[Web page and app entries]
★ ★ ★ ★ ★ ★ ★

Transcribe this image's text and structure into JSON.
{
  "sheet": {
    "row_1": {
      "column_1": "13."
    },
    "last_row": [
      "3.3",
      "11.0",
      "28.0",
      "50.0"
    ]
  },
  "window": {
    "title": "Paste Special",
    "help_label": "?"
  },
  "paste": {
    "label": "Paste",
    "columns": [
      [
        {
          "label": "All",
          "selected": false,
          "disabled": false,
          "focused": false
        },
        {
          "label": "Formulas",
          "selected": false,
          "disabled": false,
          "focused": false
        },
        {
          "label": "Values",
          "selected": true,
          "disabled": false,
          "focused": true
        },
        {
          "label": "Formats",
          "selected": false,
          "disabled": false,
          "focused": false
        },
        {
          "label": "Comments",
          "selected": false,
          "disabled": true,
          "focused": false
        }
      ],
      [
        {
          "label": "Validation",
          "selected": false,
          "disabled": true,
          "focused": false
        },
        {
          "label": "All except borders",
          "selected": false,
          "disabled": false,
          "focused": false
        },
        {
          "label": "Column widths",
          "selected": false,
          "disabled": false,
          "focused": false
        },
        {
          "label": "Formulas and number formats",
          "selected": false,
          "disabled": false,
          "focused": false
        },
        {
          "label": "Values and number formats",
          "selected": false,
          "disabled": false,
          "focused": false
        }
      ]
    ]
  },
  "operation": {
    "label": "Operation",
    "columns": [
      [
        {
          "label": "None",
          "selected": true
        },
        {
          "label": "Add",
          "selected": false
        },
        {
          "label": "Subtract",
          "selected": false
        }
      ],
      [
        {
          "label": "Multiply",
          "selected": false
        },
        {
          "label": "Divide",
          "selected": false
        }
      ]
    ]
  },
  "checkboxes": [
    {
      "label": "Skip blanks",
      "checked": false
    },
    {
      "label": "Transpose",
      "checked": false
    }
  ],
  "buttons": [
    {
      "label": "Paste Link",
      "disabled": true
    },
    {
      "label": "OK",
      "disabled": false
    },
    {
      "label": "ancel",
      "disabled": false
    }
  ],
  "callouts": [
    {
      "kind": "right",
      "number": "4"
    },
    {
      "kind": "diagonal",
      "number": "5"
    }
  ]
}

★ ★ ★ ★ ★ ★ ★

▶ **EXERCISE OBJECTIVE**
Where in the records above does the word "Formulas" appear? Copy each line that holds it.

▶ **RESULT OF THIS TASK**
          "label": "Formulas",
          "label": "Formulas and number formats",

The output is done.